“This was a follow-up study to a previous research that looked at patterns of severity in different tree types in the Sierra Nevadas and some Cascade forests from 1984 to 2009,” Williams said. “The motivation behind this was that we’ve had nine of 10 of the biggest wildfires in California history since 2009, so we want to look at how these patterns have been changing. Most of the Sierra Nevada ecosystems are adapted to low-to-moderate severity fires, and what we’re seeing is a much higher rate of high-severity fires than these forests are accustomed to.”

Before 1850, much more land area was burned annually, with 90% of the fires being low-to-moderate severity fires. However, today, less land is burned annually, but more is burned by high-severity fires at a higher frequency. but more is burned at a high frequency and severity. 

“As a result of the increases in high-severity fire and the […] reductions in the percentage of area burned at low-to-moderate severity, [there have been] loss of carbon storage, increased plume emissions and decreased air quality, increased erosion and adverse impacts on soil nutrients, microbial processes, and hydrology,” the study reads. “Additionally, studies have shown that shifts in burning patterns correlate with failures in conifer regeneration, changes in the balance of fire-tolerant and fire-intolerant species [and] negative impacts to overall species diversity.” 

Reversing this pattern of fires would require substantial increases in area and percentage of forests burned by low-to-moderate severity fires through methods like controlled fires and forest and resource management interventions, as well as working to reduce tree biomass. More importantly, assessing wildfires that do break out to see if they can be low-to-moderate before impulsively suppressing them is critical, since these wildfires themselves can actually be a management tool. 

“We’re able to put out more than 98% of all fires before they get to a couple of 100 acres,” Safford said. “So even today, our success at putting fires out is just kind of unbelievable. That said, when you have a really fueled, rich landscape; a really hot day; a big wind; an ignition in the wrong part of the landscape and people can’t get to it, those are the fires that you and I end up seeing on the news because those are the ones we lose control of.”

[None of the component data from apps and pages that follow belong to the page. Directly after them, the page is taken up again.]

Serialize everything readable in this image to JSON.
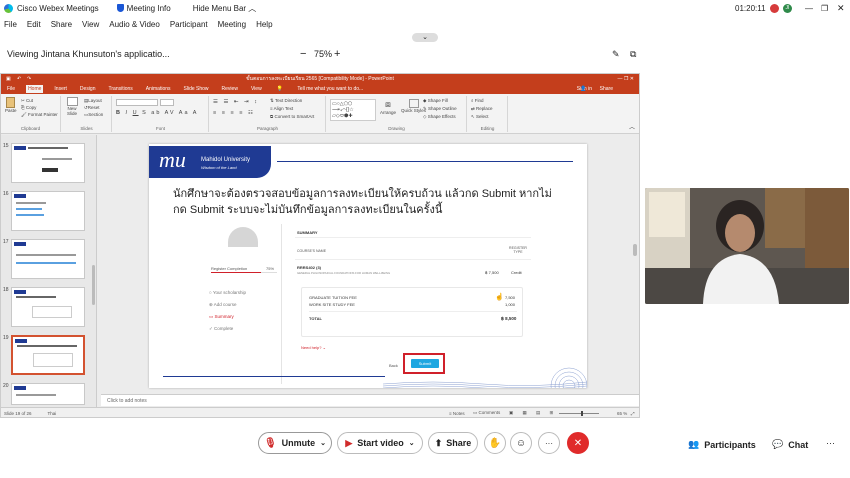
{
  "titlebar": {
    "app_name": "Cisco Webex Meetings",
    "meeting_info": "Meeting Info",
    "hide_menu_bar": "Hide Menu Bar",
    "clock": "01:20:11",
    "avatar1": "",
    "avatar2": "JI"
  },
  "menu": [
    "File",
    "Edit",
    "Share",
    "View",
    "Audio & Video",
    "Participant",
    "Meeting",
    "Help"
  ],
  "viewbar": {
    "viewing": "Viewing Jintana Khunsuton's applicatio...",
    "zoom": "75%",
    "minus": "−",
    "plus": "+"
  },
  "ppt": {
    "doc_title": "ขั้นตอนการลงทะเบียนเรียน 2565 [Compatibility Mode] - PowerPoint",
    "sign_in": "Sign in",
    "share": "Share",
    "tell_me": "Tell me what you want to do...",
    "tabs": [
      "File",
      "Home",
      "Insert",
      "Design",
      "Transitions",
      "Animations",
      "Slide Show",
      "Review",
      "View"
    ],
    "groups": [
      "Clipboard",
      "Slides",
      "Font",
      "Paragraph",
      "Drawing",
      "Editing"
    ],
    "ribbon": {
      "paste": "Paste",
      "cut": "Cut",
      "copy": "Copy",
      "format_painter": "Format Painter",
      "new_slide": "New Slide",
      "layout": "Layout",
      "reset": "Reset",
      "section": "Section",
      "text_direction": "Text Direction",
      "align_text": "Align Text",
      "smartart": "Convert to SmartArt",
      "arrange": "Arrange",
      "quick_styles": "Quick Styles",
      "shape_fill": "Shape Fill",
      "shape_outline": "Shape Outline",
      "shape_effects": "Shape Effects",
      "find": "Find",
      "replace": "Replace",
      "select": "Select"
    },
    "slide_numbers": [
      "15",
      "16",
      "17",
      "18",
      "19",
      "20"
    ],
    "notes_placeholder": "Click to add notes",
    "status_left": "Slide 19 of 26",
    "status_lang": "Thai",
    "status_notes": "Notes",
    "status_comments": "Comments",
    "status_zoom": "65 %"
  },
  "slide": {
    "logo_brand": "Mahidol University",
    "logo_tagline": "Wisdom of the Land",
    "heading_line1": "นักศึกษาจะต้องตรวจสอบข้อมูลการลงทะเบียนให้ครบถ้วน แล้วกด Submit หากไม่",
    "heading_line2": "กด Submit ระบบจะไม่บันทึกข้อมูลการลงทะเบียนในครั้งนี้",
    "progress_label": "Register Completion",
    "progress_value": "75%",
    "progress_fraction": 0.75,
    "steps": [
      "Your scholarship",
      "Add course",
      "Summary",
      "Complete"
    ],
    "summary_title": "SUMMARY",
    "col_course": "COURSE'S NAME",
    "col_register": "REGISTER TYPE",
    "course_code": "RRRS402 (3)",
    "course_desc": "GENERAL PHILOSOPHICAL FOUNDATIONS FOR HUMAN WELL-BEING",
    "course_price": "฿ 7,500",
    "course_type": "Credit",
    "fee1_label": "GRADUATE TUITION FEE",
    "fee1_value": "7,500",
    "fee2_label": "WORK SITE STUDY FEE",
    "fee2_value": "1,000",
    "total_label": "TOTAL",
    "total_value": "฿ 8,500",
    "need_help": "Need help?",
    "back_btn": "Back",
    "submit_btn": "Submit"
  },
  "controls": {
    "unmute": "Unmute",
    "start_video": "Start video",
    "share": "Share",
    "participants": "Participants",
    "chat": "Chat",
    "more": "···",
    "end": "✕"
  },
  "colors": {
    "ppt_brand": "#c43e1c",
    "mu_blue": "#1f3a93",
    "submit": "#1ea7e1",
    "highlight": "#d0202a",
    "end_red": "#e02b2b"
  }
}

According to Safford, most of the fires put out are most likely under conditions that would not have led to high-severity fires. In fact, National Park Services in Sequoia and Kings Canyon as well as in Yosemite let a high portion of fires on their landscape burn after assessing them.

“Wildland fire use is probably the major solution; we need to start thinking really hard about not putting out all wildfires immediately because really they’re going to treat 70% to 90% of the landscape, whether we want them to or not,” Safford said. “And it would be better that they treated them under benign weather conditions than under severe weather conditions because the effects will be much better and beneficial to our forests.”

Written by: Brandon Nguyen — science@theaggie.org